> _Exercise details_
When scanning the data, count every line with "Shift" in it, and report only the resulting number.

> _Provided entries_

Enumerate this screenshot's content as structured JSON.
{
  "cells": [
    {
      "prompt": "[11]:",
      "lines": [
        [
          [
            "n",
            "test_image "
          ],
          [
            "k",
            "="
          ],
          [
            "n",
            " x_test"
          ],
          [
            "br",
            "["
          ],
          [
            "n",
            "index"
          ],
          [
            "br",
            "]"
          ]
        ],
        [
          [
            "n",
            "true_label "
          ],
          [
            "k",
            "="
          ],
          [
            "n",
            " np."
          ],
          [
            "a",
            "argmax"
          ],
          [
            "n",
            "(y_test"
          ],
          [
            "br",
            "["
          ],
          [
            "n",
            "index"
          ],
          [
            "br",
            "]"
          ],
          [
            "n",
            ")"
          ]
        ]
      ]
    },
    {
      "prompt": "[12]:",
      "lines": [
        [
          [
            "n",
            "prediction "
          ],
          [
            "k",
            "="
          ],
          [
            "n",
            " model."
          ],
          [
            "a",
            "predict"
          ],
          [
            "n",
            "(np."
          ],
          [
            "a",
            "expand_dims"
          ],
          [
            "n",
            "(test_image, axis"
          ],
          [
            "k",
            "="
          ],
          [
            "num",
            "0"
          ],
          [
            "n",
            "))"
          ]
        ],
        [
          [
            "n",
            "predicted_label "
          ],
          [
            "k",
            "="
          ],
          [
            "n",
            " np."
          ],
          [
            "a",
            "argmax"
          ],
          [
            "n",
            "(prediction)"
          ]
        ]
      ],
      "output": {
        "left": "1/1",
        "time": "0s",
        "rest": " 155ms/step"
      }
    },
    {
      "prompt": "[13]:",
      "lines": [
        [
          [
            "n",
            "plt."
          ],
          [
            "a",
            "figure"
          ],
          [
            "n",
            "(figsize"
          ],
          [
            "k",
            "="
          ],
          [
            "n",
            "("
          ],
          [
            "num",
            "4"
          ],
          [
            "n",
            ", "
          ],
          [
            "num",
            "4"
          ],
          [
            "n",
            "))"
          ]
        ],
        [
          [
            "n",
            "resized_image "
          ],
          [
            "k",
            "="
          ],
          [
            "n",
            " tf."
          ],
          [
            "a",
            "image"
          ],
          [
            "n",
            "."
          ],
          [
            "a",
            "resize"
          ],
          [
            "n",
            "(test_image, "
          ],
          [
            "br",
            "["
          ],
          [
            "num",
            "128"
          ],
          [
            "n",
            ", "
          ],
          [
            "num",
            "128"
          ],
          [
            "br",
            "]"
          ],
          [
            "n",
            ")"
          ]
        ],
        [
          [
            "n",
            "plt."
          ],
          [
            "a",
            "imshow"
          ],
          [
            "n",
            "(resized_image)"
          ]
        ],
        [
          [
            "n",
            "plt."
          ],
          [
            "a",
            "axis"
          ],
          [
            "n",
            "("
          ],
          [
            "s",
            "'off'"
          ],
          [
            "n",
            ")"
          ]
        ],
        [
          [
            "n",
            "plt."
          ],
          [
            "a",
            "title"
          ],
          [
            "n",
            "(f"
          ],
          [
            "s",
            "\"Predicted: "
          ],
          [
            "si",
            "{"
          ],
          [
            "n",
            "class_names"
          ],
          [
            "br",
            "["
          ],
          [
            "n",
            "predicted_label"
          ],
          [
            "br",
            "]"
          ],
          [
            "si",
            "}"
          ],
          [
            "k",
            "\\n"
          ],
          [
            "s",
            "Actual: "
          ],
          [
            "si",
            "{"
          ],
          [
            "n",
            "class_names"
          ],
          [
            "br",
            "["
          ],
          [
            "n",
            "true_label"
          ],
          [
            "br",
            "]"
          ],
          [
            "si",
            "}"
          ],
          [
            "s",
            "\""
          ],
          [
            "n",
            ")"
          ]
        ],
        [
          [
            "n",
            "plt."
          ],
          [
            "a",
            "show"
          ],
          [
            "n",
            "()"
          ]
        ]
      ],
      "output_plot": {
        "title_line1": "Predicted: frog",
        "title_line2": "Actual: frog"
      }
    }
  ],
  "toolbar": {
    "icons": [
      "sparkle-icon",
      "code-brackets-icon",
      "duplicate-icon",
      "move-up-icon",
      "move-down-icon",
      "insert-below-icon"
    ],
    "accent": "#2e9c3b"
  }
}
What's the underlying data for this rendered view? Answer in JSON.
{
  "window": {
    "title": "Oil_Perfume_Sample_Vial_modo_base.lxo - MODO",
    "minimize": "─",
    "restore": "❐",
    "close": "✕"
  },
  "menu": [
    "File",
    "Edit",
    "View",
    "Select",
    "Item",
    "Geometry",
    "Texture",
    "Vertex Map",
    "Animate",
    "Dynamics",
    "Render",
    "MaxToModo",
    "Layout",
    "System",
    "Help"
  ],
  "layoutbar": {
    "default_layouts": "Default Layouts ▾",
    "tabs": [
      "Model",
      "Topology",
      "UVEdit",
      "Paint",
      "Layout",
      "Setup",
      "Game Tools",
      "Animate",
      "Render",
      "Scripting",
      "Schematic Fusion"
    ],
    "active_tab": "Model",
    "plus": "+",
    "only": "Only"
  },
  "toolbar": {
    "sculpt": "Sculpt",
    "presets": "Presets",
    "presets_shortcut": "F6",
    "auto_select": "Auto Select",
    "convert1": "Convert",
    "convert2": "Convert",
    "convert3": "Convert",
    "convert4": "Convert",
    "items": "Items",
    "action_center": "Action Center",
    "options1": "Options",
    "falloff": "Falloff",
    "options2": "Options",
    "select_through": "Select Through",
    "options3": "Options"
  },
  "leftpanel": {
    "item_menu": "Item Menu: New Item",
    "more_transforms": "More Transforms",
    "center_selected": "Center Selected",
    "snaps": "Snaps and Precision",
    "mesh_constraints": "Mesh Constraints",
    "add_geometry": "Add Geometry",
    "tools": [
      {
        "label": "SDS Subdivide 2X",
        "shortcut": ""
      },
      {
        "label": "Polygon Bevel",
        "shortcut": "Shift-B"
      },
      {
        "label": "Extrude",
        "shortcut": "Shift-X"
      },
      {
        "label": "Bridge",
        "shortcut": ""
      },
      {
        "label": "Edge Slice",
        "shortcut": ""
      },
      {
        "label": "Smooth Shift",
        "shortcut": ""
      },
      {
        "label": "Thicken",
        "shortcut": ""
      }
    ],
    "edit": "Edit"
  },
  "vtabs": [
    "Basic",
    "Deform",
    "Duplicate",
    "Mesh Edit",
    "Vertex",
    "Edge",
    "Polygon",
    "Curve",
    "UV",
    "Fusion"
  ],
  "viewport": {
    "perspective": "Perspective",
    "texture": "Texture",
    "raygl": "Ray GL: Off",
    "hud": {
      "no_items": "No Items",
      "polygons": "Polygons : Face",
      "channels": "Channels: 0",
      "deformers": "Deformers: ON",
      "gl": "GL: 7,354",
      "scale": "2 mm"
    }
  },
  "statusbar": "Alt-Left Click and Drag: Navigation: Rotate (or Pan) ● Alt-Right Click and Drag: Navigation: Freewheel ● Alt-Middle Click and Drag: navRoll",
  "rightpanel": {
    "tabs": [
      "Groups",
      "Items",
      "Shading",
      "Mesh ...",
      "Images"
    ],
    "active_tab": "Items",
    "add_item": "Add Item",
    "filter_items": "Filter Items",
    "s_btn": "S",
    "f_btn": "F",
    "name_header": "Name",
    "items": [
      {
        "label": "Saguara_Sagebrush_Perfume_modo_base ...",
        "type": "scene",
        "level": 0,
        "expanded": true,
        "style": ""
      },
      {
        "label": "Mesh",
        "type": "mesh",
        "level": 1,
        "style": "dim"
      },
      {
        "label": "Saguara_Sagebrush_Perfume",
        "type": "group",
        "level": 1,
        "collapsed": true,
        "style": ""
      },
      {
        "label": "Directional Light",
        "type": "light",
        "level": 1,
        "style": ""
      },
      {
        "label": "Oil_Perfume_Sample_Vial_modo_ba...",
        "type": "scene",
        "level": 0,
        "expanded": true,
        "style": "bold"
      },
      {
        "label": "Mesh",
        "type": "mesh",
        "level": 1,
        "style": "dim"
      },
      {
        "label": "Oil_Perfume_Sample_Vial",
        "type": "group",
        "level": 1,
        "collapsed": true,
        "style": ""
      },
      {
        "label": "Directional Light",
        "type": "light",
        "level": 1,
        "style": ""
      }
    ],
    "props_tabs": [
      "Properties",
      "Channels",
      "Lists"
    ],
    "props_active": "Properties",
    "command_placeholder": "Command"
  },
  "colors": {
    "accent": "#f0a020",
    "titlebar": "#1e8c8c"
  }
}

> _Exercise answer_
3